Virtually every developed and developing country in the with a stock market will have at least one Stock Market Index. Maybe you’ve heard of the UK’s FTSE 100? Or the CAC 40 in France? Perhaps the DAX in Germany? All of these are well-known Stock Market Indices that are looked upon not just by traders in their respective countries, but all over the world, since they may contain certain indicators for larger economic areas, such as the European Union. But for this Vestle article, we’re looking west across the pond to the USA, and discuss its top three performing Stock Market Indices.
The US stock market is the biggest in the world, responsible for around 75% of the world’s market capitalization.* According to Investopedia, the equity market of the US is comprised of approximately 5,000 Stock Market Indices, but for the sake of brevity, we’ll focus on the top three.
Standard & Poor’s 500
Also known as the S&P 500, this index is formed by the top 500 performing companies in the United States. Surely, you’ll have heard of some of them, including the 3M Company, Adobe Systems Inc, Coca Cola, Bank of America, McDonald’s Corp., and Netflix, to name a few. The S&P 500 represents roughly 80% of the total value of the US Stock Market, and thus provides a generally accurate indication of market movement on the whole.**
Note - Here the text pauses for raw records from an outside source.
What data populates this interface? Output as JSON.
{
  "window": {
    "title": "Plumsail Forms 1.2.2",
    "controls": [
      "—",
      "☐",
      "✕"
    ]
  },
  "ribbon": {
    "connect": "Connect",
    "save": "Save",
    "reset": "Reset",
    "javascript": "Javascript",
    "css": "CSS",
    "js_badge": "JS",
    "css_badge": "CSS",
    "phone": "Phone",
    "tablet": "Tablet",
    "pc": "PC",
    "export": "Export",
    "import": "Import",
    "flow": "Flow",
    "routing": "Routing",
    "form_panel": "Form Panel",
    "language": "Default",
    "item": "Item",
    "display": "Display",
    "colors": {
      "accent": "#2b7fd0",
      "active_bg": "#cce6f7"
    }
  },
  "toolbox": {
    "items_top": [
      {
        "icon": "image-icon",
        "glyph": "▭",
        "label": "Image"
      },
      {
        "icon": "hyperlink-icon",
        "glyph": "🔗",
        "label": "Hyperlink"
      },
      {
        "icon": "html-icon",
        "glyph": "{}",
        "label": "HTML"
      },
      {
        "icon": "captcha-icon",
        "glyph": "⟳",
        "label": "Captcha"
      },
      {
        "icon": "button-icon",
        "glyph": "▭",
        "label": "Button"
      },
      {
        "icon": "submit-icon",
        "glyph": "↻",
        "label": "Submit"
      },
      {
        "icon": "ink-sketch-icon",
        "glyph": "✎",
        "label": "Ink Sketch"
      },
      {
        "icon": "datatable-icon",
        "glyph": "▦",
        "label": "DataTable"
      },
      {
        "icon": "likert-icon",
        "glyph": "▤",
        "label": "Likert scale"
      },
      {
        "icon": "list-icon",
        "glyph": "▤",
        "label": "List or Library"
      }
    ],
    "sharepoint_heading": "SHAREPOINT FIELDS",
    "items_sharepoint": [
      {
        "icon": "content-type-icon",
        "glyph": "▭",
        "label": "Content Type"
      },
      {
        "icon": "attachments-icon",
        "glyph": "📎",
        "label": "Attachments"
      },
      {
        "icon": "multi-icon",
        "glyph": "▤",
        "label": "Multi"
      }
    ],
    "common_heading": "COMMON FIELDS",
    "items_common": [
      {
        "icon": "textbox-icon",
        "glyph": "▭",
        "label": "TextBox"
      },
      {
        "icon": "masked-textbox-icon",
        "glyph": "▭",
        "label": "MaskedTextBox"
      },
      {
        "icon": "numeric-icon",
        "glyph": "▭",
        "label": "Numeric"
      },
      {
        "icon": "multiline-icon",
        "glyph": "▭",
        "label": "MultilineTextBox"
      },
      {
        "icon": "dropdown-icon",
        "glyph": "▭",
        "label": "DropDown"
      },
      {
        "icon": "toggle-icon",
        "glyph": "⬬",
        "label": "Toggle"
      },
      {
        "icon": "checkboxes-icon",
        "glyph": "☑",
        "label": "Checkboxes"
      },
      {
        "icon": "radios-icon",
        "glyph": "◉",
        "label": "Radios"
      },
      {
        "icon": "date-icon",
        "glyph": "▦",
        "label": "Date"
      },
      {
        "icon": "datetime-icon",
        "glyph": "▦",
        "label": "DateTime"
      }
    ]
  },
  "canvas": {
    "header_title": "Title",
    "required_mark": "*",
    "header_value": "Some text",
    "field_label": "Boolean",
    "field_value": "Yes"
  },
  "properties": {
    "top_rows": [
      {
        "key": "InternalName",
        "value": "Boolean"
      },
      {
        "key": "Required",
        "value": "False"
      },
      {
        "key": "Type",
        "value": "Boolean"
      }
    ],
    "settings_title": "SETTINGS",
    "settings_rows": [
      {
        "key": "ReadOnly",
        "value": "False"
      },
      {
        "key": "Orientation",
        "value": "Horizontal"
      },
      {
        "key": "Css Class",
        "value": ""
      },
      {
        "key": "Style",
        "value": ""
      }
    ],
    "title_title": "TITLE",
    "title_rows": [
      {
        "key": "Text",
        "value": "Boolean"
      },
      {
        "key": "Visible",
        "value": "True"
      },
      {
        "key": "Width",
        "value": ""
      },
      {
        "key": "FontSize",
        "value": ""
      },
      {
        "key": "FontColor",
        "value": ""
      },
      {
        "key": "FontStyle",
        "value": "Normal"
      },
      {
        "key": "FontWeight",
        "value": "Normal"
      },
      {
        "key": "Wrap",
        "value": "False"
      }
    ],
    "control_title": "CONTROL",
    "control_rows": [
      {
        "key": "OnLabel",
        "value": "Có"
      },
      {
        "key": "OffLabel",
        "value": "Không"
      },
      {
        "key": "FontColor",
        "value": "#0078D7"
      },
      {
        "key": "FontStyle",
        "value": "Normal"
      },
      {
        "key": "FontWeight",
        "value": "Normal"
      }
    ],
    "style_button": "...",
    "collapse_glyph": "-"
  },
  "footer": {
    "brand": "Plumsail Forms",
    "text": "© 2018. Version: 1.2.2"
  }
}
The Dow Jones Industrial Average
As one of the oldest and most frequently used indexes in the world, the Dow, as it’s commonly called, represents stocks from 30 of the largest and most influential companies in the USA including Apple, Boeing, Microsoft, Nike, Visa, and Walt Disney. Changes in the Dow represent changes in investors’ expectations for earnings and risk for the companies contained therein, therefore making the Dow an unsuitable indicator of overall market sentiment.
The Nasdaq Composite Index
This Index stands out from the other two because rather than comprising a selection of certain companies traded on a specific stock market, it IS the stock market (well, one of them at least). The Nasdaq Composite Index comprises all the stocks traded on the Nasdaq stock exchange, which includes a number of notable companies not based in the United States. The Nasdaq Composite Index is known for containing a bevy of tech companies, the top 100 of which form the NASDAQ-100, a separate Stock Market Index, which is seen as a general performance indicator of the technology industry.
How to invest in the US Stock Market Indices
The ability to trade USA Indices like the ones we’ve just mentioned can be an opportunity for traders to diversify their market exposure, since each index comprises several different sectors. At Vestle, we offer the ability to invest in the S&P 500, the Dow Jones Industrial Average, and The Nasdaq Composite Index, as well as hundreds of other instruments, by trading Contracts for Difference (CFDs), which allow you to take advantage of both the rise or fall of your chosen index. Remember, as with anything related to the financial markets, trading CFDs comes with its share of risks, so make sure you read up on all the facts—including risks—that can come with such investments. Visit Vestle to access up-to-date market performance, economic calendars, and a huge variety of educational resources.
The materials contained on this document have been created in cooperation with Vestle and should not in any way be construed, either explicitly or implicitly, directly or indirectly, as investment advice, recommendation or suggestion of an investment strategy with respect to a financial instrument, in any manner whatsoever. CFDs are complex instruments and come with a high risk of losing money rapidly due to leverage. 86.9% of retail investor accounts lose money when trading CFDs with Vestle. You should consider whether you understand how CFDs work and whether you can afford to take the high risk of losing your money. Full disclaimer: https://www.vestle.com/legal/analysis-disclaimer.html